Abuse is not the same as neglect. When adults face a situation that requires the use of skills they have not developed, such as caring for a child, child neglect often occurs. Most states define perpetrators of neglect as parents and other caregivers (such as relatives, babysitters, and adoptive parents) who have harmed a child in their care, but through carelessness or neglect, not intentionally causing harm. It is important to note that each state defines the term "caregiver" differently. The harm caused by people outside the "caregiver" figure (who may be known or strangers to the child) may not be considered child abuse or neglect but as a criminal matter.
Child Abuse and Neglect Perpetrators Statistics
In a report called "Child Maltreatment" prepared by the Children’s Bureau (Administration on Children, Youth and Families, Administration for Children and Families) of the U.S. Department of Health and Human Services in 2019 it is stated that:

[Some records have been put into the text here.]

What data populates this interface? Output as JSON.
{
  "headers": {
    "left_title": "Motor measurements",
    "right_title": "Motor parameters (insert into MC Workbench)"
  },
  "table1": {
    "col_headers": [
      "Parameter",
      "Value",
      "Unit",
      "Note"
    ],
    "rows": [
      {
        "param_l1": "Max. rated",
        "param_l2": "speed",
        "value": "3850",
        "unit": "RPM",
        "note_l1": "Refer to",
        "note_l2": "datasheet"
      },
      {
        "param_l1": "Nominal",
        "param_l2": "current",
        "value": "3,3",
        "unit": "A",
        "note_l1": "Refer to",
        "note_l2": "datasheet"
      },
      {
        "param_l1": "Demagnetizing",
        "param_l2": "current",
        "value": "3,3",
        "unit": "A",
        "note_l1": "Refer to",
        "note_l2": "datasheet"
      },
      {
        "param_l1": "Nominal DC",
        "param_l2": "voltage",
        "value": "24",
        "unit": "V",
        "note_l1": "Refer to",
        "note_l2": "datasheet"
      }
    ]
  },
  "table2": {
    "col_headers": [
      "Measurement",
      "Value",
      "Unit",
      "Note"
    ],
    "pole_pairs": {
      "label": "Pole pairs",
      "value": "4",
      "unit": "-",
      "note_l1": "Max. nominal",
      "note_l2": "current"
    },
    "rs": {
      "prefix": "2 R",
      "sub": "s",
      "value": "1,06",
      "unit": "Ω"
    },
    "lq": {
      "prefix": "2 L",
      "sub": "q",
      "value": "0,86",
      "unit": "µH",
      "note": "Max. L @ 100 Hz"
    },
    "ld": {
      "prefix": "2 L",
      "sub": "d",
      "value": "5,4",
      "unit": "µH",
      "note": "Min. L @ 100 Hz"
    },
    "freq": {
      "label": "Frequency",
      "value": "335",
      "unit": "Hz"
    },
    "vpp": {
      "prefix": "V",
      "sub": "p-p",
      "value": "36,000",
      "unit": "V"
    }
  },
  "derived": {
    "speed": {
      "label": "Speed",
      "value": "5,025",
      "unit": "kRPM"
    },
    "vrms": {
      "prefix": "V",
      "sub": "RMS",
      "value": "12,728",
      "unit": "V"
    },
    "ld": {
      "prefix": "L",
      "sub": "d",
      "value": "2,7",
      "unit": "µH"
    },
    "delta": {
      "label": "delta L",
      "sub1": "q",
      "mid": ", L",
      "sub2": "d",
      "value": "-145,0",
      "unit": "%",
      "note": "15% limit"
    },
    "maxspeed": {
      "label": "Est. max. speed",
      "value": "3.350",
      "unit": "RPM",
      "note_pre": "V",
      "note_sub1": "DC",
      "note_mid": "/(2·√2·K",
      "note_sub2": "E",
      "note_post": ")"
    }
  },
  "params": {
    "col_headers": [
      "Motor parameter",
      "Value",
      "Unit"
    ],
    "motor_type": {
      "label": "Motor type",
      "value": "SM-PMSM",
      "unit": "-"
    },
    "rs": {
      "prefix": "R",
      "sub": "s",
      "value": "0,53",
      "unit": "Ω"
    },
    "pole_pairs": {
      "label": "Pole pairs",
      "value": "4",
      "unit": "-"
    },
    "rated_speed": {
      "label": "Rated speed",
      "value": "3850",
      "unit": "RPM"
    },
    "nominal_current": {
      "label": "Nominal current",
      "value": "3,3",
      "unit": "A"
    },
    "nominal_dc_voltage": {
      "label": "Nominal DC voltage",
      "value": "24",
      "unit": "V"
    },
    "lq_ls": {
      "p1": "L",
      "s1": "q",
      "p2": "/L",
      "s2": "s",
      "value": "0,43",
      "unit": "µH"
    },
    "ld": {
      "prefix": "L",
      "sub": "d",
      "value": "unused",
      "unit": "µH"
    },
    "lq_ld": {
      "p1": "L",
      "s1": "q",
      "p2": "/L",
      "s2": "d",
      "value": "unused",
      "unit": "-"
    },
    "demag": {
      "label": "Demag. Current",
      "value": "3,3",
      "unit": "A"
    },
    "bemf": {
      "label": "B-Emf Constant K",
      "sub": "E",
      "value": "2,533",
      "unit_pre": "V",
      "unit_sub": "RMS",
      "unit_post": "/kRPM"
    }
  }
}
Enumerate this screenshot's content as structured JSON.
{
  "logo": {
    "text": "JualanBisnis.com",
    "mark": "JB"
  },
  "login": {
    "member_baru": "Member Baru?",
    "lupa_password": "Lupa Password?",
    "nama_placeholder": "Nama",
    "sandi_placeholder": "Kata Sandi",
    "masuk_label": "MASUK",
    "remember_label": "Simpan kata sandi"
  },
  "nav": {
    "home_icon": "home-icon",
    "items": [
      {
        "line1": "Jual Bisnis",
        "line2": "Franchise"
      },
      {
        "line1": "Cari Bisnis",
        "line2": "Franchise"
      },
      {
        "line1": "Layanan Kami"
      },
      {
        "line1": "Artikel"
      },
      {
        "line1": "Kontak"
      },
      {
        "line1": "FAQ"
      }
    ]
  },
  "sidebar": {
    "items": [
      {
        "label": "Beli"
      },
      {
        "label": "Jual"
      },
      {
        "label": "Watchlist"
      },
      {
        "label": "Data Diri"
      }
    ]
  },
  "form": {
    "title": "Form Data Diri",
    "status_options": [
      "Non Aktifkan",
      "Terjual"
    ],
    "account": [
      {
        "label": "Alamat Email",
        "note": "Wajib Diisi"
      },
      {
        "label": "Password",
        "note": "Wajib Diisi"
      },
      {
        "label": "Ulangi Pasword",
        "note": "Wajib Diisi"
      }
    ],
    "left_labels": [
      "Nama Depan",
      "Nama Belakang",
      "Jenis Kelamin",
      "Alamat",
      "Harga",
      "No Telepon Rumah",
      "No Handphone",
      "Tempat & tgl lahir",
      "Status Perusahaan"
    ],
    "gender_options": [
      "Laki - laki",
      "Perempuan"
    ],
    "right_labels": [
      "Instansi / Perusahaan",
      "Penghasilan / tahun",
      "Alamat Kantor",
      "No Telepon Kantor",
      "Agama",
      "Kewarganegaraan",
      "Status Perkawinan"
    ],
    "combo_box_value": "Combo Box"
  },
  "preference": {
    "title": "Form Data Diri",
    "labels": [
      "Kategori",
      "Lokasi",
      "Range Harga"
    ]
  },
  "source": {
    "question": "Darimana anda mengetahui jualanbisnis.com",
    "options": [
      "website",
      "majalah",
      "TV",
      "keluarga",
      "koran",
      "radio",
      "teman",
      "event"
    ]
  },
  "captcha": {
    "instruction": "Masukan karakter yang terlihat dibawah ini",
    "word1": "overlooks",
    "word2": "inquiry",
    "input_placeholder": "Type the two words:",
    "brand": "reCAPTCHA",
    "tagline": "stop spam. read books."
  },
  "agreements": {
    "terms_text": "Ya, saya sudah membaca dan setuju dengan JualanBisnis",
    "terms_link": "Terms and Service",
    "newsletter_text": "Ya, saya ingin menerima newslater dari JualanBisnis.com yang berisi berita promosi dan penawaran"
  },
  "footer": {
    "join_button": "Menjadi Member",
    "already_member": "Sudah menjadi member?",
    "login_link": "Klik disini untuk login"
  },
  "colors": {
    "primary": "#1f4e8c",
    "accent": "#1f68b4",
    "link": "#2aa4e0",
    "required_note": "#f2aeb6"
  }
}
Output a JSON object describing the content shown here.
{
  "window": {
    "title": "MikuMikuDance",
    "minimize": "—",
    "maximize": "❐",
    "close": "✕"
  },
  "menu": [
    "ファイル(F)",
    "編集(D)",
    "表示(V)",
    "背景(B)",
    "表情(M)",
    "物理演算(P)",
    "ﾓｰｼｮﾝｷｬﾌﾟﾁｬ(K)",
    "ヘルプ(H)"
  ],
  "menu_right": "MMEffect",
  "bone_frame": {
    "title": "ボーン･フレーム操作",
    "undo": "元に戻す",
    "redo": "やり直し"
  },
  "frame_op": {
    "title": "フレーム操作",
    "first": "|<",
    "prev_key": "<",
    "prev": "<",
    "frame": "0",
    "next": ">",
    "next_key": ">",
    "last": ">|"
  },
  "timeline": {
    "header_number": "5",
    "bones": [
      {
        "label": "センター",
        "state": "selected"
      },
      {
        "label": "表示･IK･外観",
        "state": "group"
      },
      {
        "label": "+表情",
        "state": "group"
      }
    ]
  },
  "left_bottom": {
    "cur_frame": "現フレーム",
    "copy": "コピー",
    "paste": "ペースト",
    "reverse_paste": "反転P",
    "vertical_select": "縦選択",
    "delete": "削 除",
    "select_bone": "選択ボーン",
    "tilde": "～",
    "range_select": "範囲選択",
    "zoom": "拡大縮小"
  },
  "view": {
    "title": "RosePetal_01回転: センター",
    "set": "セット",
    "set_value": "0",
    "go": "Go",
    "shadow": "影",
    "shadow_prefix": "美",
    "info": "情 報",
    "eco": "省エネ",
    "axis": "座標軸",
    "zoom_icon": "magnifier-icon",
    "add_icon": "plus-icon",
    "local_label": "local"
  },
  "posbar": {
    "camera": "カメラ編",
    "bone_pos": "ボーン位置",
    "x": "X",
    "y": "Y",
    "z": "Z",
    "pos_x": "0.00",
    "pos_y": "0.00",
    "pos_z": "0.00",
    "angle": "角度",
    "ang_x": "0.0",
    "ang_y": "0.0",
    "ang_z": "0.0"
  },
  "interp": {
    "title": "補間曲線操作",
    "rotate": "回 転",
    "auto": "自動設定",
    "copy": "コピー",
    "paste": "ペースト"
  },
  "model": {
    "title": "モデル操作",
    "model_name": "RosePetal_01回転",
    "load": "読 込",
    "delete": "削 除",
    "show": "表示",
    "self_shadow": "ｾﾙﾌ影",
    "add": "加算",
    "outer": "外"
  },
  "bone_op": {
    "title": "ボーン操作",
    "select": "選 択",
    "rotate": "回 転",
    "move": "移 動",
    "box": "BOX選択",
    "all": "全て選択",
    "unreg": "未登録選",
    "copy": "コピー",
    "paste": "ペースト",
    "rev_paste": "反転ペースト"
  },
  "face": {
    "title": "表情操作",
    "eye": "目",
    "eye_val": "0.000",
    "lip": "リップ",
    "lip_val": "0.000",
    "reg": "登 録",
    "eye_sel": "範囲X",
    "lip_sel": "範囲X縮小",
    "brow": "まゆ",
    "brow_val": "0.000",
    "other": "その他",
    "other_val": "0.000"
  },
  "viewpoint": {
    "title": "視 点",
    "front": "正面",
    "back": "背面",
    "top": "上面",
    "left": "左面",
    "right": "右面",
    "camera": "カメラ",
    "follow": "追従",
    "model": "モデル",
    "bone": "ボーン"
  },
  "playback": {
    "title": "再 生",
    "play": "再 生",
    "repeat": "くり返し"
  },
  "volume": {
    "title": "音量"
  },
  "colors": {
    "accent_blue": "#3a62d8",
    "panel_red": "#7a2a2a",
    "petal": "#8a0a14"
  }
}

For FFY 2019, fifty-two states reported 525,319 perpetrators.
The analyses of data show:
- More than four-fifths (83%) of perpetrators are between the ages of 18 and 44 years old.
- More than one-half (53%) of perpetrators are female and 46.1% of perpetrators are male.
- The three largest percentages of perpetrators include White (48.9%), African-American (21.1%), and Hispanic (19.7%) people.
- The majority (77.5%) of perpetrators are a parent to their victim.
Children learn from their parents. A children who has been raised in a home where violence is an acceptable response to frustration will tender, as an adult, to react violently. The skills necessary to control anger or frustration are never learned in an environment where violence prevails.
Similarly, a father who lacks self-esteem or maturity cannot instill these characteristics in his son. Without positive external influences, the infant is likely to become an adult who perceives himself and life in the same way as his parents. This is the cycle of child abuse and neglect: adults ask to repeat the actions and activities they learned in their childhood.
However, we must remember that child abuse and neglect is a multi-causal problem created through a combination of many ingredients, each unique and as complex as the people involved. An indicator of child abuse and/or neglect is only one clue to a child's possible need. As with any track, it is a small piece that should fit into a much larger picture.
Adults who abuse or neglect children usually will share several of the following general characteristics:
- Isolation: In general, perpetrators are physically and emotionally isolated from family, friends, neighbors, and social groups. They are also likely to discourage social contact and rarely participate in school or community activities.
- Low self-esteem: Many of these adults perceive themselves as bad, worthless, or unlovable. Children of parents with low self-esteem are often viewed as deserving of abuse or neglect because these parents view their children as a reflection of themselves and abuse and neglect as expected behavior.
- Lack of knowledge about parenting: Many times, abuse or neglect is due to the fact that the adult does not understand the developmental needs of the infant or has the necessary tools to properly care for the growth of their child.
- Immaturity: Impulsive behavior, using the infant to satisfy one's own emotional or physical needs, the constant desire for change are just some of the characteristic features of immaturity, which hinder the correct upbringing of a child.